His career goal: ’I would love Ryan Seacrest’s job’
It was three years ago when a
then-16-year-old Jeffrey Wisenbaugh sat in front of his family computer
and discovered the do-it-yourself broadcasting site YouTube. Now, he’s
the winner of a Michigan Emmy, presented by the Michigan chapter of the
National Academy of Television Arts and Sciences.
Wisenbaugh’s charismatic, informative
narrative style won him his first Michigan Emmy in the category of
On–Camera Talent: Performer/Narrator for a compilation of segments
titled “He Thinks He’s Funny.”
The video was put together after Wisenbaugh sorted through a year’s worth of work to compose a 6-minute compilation reel.
Wisenbaugh’s progression from YouTube
video blogger to MSUToday segment correspondent can clearly be seen,
said co-worker and mentor Jim Peck, host of MSUToday and a Big Ten
Network executive producer and director of university photography and
“I think that the same things we enjoy
about his work, the judges saw that,” Peck said. “It’s fresher than a
lot of the stuff that’s out there.”
Wisenbaugh, who is preparing for his
junior year at Michigan State University as a psychology major, began
his television career known as “Kool Jeffrey” on the YouTube circuit.
“I was trying to be funny, but watching
(my first videos) back, it’s just an awkward 8-minute mess of me just
talking and being awkward with braces,” he said. “After awhile, Kool
Jeffrey came out of it.”
As a freshman, Wisenbaugh was hired by
MSUToday to produce segments based around the student lifestyle and
experience on MSU’s campus.
With his segments airing online, as well
as the on the Big Ten Network, Wisenbaugh began to make his own mark on
MSU with his interesting style of storytelling — a combination of loose
reporting and lots of personality.
Wisenbaugh credits his on-camera style to
such YouTube sensations as Michael Buckley. He says everything just
somewhat developed and fell into place over time.
wasn’t planned,” Wisenbaugh said. “’So in three years, I’m going to try

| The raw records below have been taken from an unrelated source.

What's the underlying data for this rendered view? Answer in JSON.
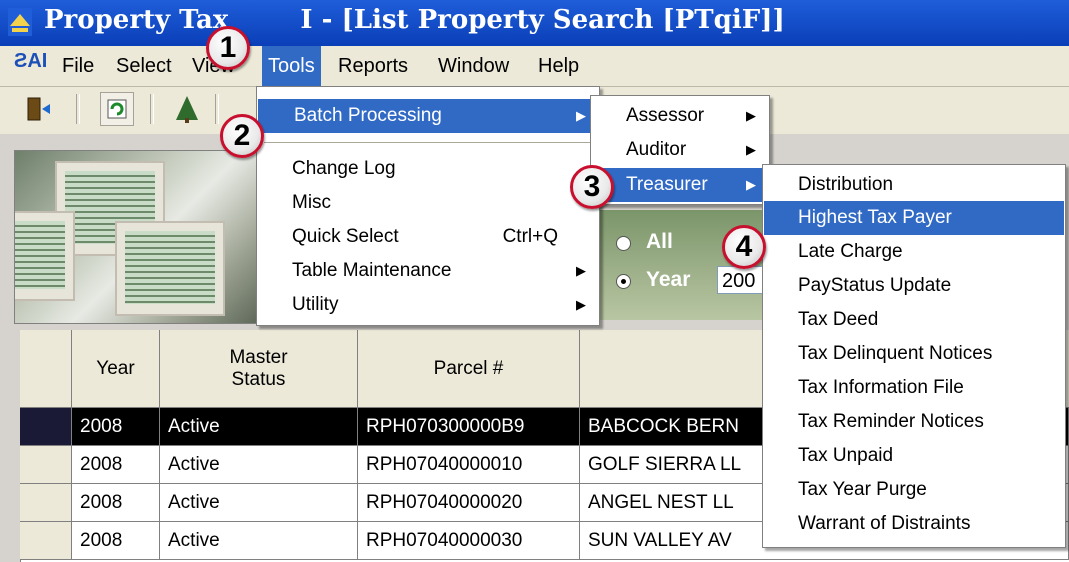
{
  "window": {
    "title": "Property Tax GUI - [List Property Search [PTqiF]]",
    "title_visible": "Property Tax",
    "title_visible_tail": "I - [List Property Search [PTqiF]]"
  },
  "menubar": {
    "logo": "ƧAI",
    "items": [
      "File",
      "Select",
      "View",
      "Tools",
      "Reports",
      "Window",
      "Help"
    ],
    "active": "Tools"
  },
  "tools_menu": {
    "items": [
      {
        "label": "Batch Processing",
        "submenu": true,
        "highlighted": true
      },
      {
        "label": "Change Log"
      },
      {
        "label": "Misc"
      },
      {
        "label": "Quick Select",
        "shortcut": "Ctrl+Q"
      },
      {
        "label": "Table Maintenance",
        "submenu": true
      },
      {
        "label": "Utility",
        "submenu": true
      }
    ]
  },
  "batch_menu": {
    "items": [
      {
        "label": "Assessor",
        "submenu": true
      },
      {
        "label": "Auditor",
        "submenu": true
      },
      {
        "label": "Treasurer",
        "submenu": true,
        "highlighted": true
      }
    ]
  },
  "treasurer_menu": {
    "items": [
      "Distribution",
      "Highest Tax Payer",
      "Late Charge",
      "PayStatus Update",
      "Tax Deed",
      "Tax Delinquent Notices",
      "Tax Information File",
      "Tax Reminder Notices",
      "Tax Unpaid",
      "Tax Year Purge",
      "Warrant of Distraints"
    ],
    "highlighted": "Highest Tax Payer"
  },
  "filter": {
    "all_label": "All",
    "year_label": "Year",
    "year_value": "200",
    "selected": "Year"
  },
  "grid": {
    "headers": [
      "Year",
      "Master\nStatus",
      "Parcel #",
      ""
    ],
    "rows": [
      [
        "2008",
        "Active",
        "RPH070300000B9",
        "BABCOCK BERN"
      ],
      [
        "2008",
        "Active",
        "RPH07040000010",
        "GOLF SIERRA LL"
      ],
      [
        "2008",
        "Active",
        "RPH07040000020",
        "ANGEL NEST LL"
      ],
      [
        "2008",
        "Active",
        "RPH07040000030",
        "SUN VALLEY AV"
      ]
    ],
    "selected_row": 0
  },
  "callouts": [
    "1",
    "2",
    "3",
    "4"
  ],
  "icons": [
    "app-icon",
    "exit-icon",
    "refresh-icon",
    "tree-icon",
    "submenu-arrow-icon"
  ],
  "colors": {
    "highlight": "#316ac5",
    "titlebar": "#0a3fb8",
    "callout_border": "#c8102e"
  }
}
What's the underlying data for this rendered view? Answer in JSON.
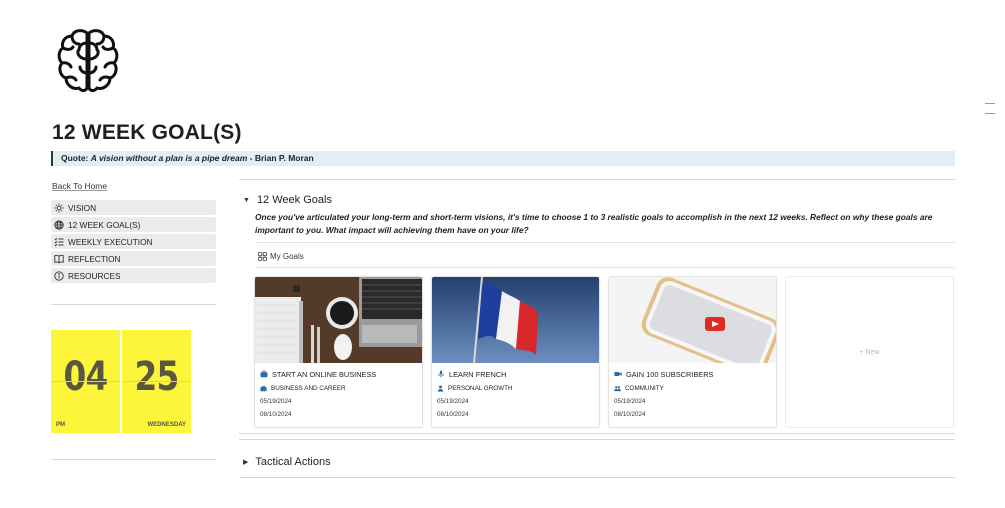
{
  "page": {
    "icon": "brain-icon",
    "title": "12 WEEK GOAL(S)",
    "quote_label": "Quote:",
    "quote_text": "A vision without a plan is a pipe dream",
    "quote_author": " - Brian P. Moran"
  },
  "sidebar": {
    "back_link": "Back To Home",
    "items": [
      {
        "label": "VISION",
        "icon": "sun-icon"
      },
      {
        "label": "12 WEEK GOAL(S)",
        "icon": "globe-icon"
      },
      {
        "label": "WEEKLY EXECUTION",
        "icon": "checklist-icon"
      },
      {
        "label": "REFLECTION",
        "icon": "book-icon"
      },
      {
        "label": "RESOURCES",
        "icon": "info-icon"
      }
    ]
  },
  "clock": {
    "hour": "04",
    "minute": "25",
    "period": "PM",
    "weekday": "WEDNESDAY",
    "color": "#fcf53a"
  },
  "goals_section": {
    "heading": "12 Week Goals",
    "intro": "Once you've articulated your long-term and short-term visions, it's time to choose 1 to 3 realistic goals to accomplish in the next 12 weeks. Reflect on why these goals are important to you. What impact will achieving them have on your life?",
    "view_label": "My Goals",
    "view_icon": "gallery-icon",
    "new_label": "+ New",
    "cards": [
      {
        "title": "START AN ONLINE BUSINESS",
        "title_icon": "briefcase-icon",
        "tag": "BUSINESS AND CAREER",
        "tag_icon": "briefcase-icon",
        "start": "05/19/2024",
        "end": "08/10/2024"
      },
      {
        "title": "LEARN FRENCH",
        "title_icon": "microphone-icon",
        "tag": "PERSONAL GROWTH",
        "tag_icon": "person-icon",
        "start": "05/19/2024",
        "end": "08/10/2024"
      },
      {
        "title": "GAIN 100 SUBSCRIBERS",
        "title_icon": "video-camera-icon",
        "tag": "COMMUNITY",
        "tag_icon": "people-icon",
        "start": "05/19/2024",
        "end": "08/10/2024"
      }
    ]
  },
  "tactical_section": {
    "heading": "Tactical Actions"
  }
}
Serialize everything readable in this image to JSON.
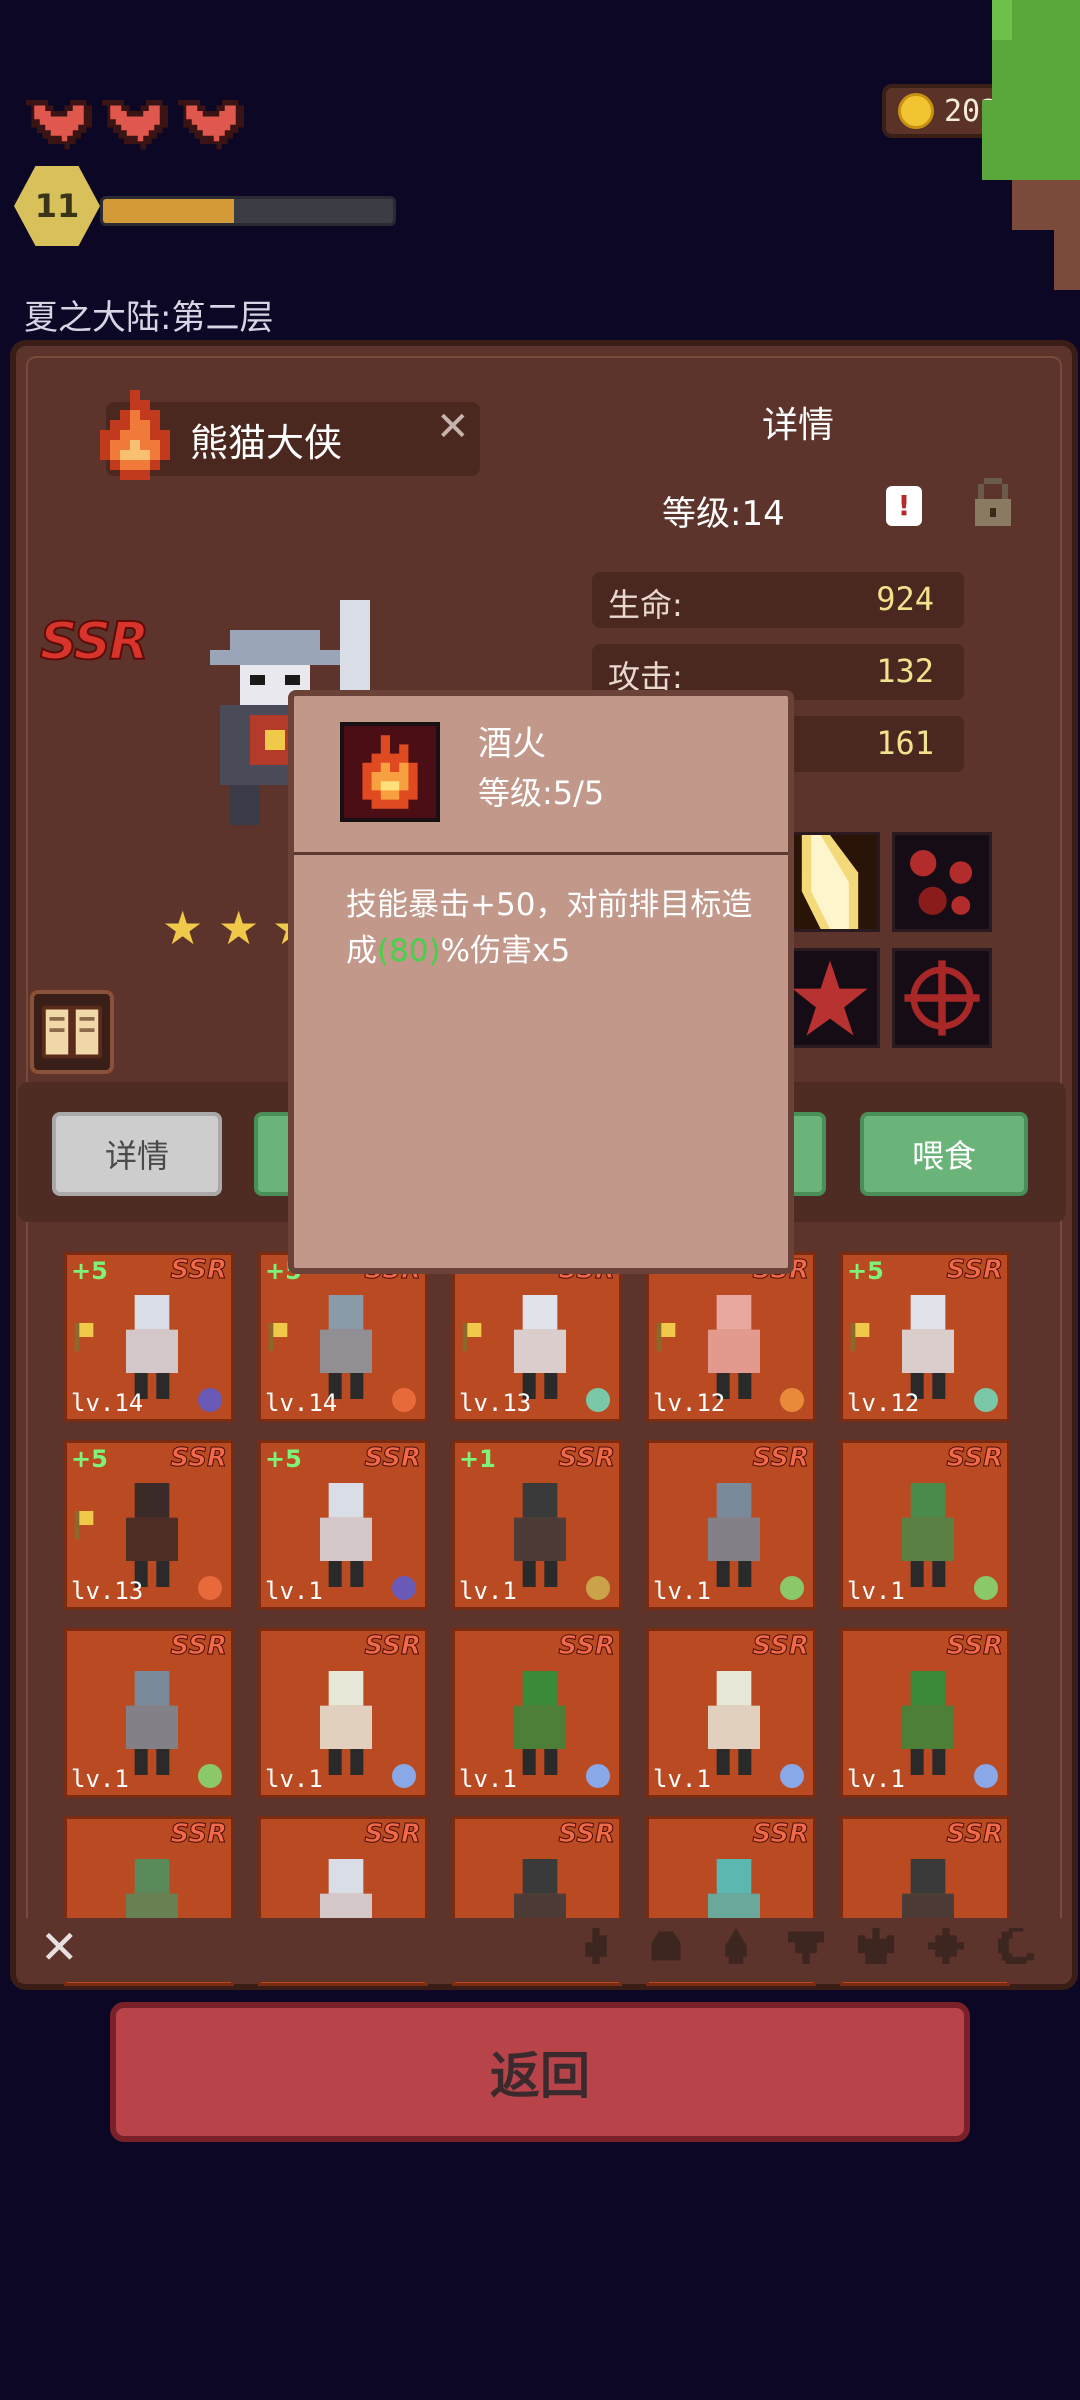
{
  "hud": {
    "hearts": 3,
    "player_level": "11",
    "xp_progress_percent": 45,
    "zone_title": "夏之大陆:第二层",
    "coins": "202.0K"
  },
  "hero": {
    "name": "熊猫大侠",
    "rarity": "SSR",
    "detail_title": "详情",
    "level_label": "等级:14",
    "stars": 3,
    "stats": [
      {
        "label": "生命:",
        "value": "924"
      },
      {
        "label": "攻击:",
        "value": "132"
      },
      {
        "label": "",
        "value": "161"
      }
    ]
  },
  "tabs": {
    "detail": "详情",
    "feed": "喂食"
  },
  "popup": {
    "skill_name": "酒火",
    "skill_level": "等级:5/5",
    "desc_part1": "技能暴击+50，对前排目标造成",
    "desc_highlight": "(80)",
    "desc_part2": "%伤害x5"
  },
  "roster": [
    {
      "plus": "+5",
      "rarity": "SSR",
      "level": "lv.14",
      "element": "moon"
    },
    {
      "plus": "+5",
      "rarity": "SSR",
      "level": "lv.14",
      "element": "fire"
    },
    {
      "plus": "",
      "rarity": "SSR",
      "level": "lv.13",
      "element": "wind"
    },
    {
      "plus": "",
      "rarity": "SSR",
      "level": "lv.12",
      "element": "sun"
    },
    {
      "plus": "+5",
      "rarity": "SSR",
      "level": "lv.12",
      "element": "wind"
    },
    {
      "plus": "+5",
      "rarity": "SSR",
      "level": "lv.13",
      "element": "fire"
    },
    {
      "plus": "+5",
      "rarity": "SSR",
      "level": "lv.1",
      "element": "moon"
    },
    {
      "plus": "+1",
      "rarity": "SSR",
      "level": "lv.1",
      "element": "earth"
    },
    {
      "plus": "",
      "rarity": "SSR",
      "level": "lv.1",
      "element": "leaf"
    },
    {
      "plus": "",
      "rarity": "SSR",
      "level": "lv.1",
      "element": "leaf"
    },
    {
      "plus": "",
      "rarity": "SSR",
      "level": "lv.1",
      "element": "leaf"
    },
    {
      "plus": "",
      "rarity": "SSR",
      "level": "lv.1",
      "element": "water"
    },
    {
      "plus": "",
      "rarity": "SSR",
      "level": "lv.1",
      "element": "water"
    },
    {
      "plus": "",
      "rarity": "SSR",
      "level": "lv.1",
      "element": "water"
    },
    {
      "plus": "",
      "rarity": "SSR",
      "level": "lv.1",
      "element": "water"
    },
    {
      "plus": "",
      "rarity": "SSR",
      "level": "",
      "element": ""
    },
    {
      "plus": "",
      "rarity": "SSR",
      "level": "",
      "element": ""
    },
    {
      "plus": "",
      "rarity": "SSR",
      "level": "",
      "element": ""
    },
    {
      "plus": "",
      "rarity": "SSR",
      "level": "",
      "element": ""
    },
    {
      "plus": "",
      "rarity": "SSR",
      "level": "",
      "element": ""
    }
  ],
  "return_button": "返回"
}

to get on TV and win a Michigan Emmy’ — but it kind of happened.”
The win might not have been planned, but Peck saw potential in Wisenbaugh from the beginning, he said.
“I thought it was terrific,” Peck said. “Being a student and winning in a professional category against people that have spent their careers doing this is awesome.”
Wisenbaugh plans to finish his degree in
psychology and pursue his love of the entertainment industry by becoming
a television show host, he said.
“I would love Ryan Seacrest’s job,” Wisenbaugh said. “My passion is in the entertainment industry, and I hope to create a career out of it.”
To see his Emmy-winning video, visit